# Your assignment:
Report every line in the listing below where the string "Derringer" shows up.

[Supplied data]

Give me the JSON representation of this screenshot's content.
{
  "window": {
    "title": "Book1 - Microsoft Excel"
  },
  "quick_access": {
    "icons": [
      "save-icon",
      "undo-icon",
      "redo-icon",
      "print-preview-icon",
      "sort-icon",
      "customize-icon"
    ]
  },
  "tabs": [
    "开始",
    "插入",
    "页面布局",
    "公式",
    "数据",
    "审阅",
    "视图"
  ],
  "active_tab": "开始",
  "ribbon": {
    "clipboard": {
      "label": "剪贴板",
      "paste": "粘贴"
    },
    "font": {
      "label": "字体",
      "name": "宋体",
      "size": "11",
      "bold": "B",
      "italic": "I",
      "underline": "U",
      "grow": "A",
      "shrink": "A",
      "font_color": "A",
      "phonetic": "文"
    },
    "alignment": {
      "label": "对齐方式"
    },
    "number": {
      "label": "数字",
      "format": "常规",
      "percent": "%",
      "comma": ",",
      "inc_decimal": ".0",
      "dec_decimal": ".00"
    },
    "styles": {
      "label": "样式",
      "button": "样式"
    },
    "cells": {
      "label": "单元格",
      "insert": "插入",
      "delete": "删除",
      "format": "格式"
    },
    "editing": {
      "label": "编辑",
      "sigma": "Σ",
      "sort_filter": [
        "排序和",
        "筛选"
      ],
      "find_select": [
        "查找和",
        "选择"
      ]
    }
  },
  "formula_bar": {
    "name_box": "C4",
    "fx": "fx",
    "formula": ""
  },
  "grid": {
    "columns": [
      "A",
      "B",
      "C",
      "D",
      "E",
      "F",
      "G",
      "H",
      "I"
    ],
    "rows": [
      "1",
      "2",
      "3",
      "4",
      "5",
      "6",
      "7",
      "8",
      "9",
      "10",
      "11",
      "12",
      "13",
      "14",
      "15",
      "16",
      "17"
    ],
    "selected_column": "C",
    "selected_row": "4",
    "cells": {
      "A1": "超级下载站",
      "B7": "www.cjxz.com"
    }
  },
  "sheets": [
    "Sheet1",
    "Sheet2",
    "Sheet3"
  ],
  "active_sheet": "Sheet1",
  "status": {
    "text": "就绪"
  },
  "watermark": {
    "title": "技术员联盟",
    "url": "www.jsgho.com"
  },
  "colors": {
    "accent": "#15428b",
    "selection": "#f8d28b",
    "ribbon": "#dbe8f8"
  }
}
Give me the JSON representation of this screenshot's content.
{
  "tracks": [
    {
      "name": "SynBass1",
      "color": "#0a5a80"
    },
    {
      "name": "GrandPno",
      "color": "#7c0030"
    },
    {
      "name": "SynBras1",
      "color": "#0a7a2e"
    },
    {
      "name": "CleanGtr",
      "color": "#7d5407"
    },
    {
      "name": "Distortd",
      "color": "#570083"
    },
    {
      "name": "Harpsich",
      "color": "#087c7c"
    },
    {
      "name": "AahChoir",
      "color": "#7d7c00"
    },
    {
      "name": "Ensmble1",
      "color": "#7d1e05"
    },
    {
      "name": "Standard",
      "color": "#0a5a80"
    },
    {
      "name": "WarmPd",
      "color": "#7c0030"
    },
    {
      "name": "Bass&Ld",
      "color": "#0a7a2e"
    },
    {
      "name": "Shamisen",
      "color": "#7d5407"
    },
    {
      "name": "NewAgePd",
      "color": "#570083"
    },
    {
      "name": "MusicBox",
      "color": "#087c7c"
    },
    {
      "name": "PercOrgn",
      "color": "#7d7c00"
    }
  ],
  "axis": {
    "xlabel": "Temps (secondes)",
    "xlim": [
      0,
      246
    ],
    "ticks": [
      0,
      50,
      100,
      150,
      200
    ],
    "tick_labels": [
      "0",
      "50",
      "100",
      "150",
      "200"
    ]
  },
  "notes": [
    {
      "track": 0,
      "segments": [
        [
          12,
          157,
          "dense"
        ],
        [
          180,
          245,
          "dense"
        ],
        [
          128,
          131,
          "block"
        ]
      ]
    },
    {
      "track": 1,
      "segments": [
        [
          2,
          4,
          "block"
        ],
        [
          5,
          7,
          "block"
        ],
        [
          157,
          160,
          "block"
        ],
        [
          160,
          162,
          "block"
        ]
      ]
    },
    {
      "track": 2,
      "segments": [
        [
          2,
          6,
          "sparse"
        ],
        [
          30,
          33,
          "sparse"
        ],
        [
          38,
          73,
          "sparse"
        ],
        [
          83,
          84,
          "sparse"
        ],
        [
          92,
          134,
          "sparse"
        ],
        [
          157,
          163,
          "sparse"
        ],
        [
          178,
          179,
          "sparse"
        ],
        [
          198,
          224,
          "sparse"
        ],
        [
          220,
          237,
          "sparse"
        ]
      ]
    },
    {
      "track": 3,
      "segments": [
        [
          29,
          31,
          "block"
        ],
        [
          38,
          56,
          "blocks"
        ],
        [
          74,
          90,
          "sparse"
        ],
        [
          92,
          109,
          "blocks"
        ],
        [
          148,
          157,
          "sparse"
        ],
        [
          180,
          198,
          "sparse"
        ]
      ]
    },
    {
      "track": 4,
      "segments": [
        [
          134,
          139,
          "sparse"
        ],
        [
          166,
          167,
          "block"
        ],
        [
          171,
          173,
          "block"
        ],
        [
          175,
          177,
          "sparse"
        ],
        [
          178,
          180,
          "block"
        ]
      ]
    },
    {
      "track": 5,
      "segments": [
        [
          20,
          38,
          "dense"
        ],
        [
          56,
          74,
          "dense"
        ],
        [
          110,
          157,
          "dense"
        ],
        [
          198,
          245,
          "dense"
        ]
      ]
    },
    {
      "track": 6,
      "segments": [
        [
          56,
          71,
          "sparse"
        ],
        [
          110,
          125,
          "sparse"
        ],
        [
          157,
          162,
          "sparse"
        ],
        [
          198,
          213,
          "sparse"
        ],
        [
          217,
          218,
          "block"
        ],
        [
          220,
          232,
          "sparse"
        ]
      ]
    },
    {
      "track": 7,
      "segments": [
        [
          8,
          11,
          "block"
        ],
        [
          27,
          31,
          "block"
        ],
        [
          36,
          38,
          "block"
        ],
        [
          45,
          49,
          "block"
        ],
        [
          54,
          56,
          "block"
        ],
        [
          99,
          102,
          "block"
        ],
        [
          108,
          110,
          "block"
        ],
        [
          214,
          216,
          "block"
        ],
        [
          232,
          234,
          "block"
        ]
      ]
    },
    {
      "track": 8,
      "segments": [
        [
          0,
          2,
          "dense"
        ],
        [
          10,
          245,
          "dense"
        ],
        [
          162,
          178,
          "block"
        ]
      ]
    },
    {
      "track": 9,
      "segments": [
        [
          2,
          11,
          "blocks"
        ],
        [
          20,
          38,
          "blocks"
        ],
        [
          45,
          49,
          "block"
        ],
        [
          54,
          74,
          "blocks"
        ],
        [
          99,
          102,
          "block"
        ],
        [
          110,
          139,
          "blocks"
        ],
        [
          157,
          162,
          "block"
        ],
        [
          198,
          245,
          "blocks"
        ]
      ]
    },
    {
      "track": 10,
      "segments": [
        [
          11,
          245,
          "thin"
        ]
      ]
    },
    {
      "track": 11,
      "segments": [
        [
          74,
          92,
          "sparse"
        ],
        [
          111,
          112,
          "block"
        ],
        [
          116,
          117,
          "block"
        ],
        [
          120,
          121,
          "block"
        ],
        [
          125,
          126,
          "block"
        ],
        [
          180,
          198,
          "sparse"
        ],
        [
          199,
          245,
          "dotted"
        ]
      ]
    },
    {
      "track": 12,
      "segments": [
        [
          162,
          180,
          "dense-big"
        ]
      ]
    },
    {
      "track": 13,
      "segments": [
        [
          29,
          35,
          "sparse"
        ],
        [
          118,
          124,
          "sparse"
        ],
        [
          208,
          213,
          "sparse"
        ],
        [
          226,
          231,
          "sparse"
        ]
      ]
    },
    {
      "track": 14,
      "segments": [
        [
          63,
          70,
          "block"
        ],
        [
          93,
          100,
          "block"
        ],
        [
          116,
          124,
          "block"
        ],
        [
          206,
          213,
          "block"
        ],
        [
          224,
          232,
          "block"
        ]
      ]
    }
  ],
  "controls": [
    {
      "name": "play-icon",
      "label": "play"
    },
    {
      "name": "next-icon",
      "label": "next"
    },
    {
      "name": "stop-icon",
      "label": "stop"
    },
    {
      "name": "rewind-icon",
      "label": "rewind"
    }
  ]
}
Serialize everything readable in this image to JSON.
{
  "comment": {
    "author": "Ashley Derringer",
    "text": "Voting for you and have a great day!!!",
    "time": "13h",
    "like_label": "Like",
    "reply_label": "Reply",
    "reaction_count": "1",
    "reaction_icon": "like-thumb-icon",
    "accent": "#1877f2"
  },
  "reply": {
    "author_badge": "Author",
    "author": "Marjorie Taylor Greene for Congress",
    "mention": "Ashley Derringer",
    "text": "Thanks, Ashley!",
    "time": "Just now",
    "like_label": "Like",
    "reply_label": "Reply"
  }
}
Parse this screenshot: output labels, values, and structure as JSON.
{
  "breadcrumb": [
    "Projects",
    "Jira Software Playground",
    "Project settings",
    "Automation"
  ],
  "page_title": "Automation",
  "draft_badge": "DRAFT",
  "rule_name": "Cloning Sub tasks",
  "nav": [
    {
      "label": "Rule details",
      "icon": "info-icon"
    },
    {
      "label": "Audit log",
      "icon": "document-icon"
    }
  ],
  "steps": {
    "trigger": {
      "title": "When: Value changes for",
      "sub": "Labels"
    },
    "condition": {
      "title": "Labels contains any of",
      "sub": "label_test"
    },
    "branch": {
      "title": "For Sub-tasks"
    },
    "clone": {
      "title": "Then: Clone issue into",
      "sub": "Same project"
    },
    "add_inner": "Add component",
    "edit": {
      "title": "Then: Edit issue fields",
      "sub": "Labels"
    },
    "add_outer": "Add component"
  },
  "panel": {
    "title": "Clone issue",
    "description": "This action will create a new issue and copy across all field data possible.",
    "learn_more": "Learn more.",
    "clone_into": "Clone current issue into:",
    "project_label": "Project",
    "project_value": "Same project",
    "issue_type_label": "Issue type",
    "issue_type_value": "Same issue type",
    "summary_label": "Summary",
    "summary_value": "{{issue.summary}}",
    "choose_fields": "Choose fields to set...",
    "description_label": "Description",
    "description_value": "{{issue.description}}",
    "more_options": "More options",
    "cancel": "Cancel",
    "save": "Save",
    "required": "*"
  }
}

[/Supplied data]

# Answer:
    "author": "Ashley Derringer",
    "mention": "Ashley Derringer",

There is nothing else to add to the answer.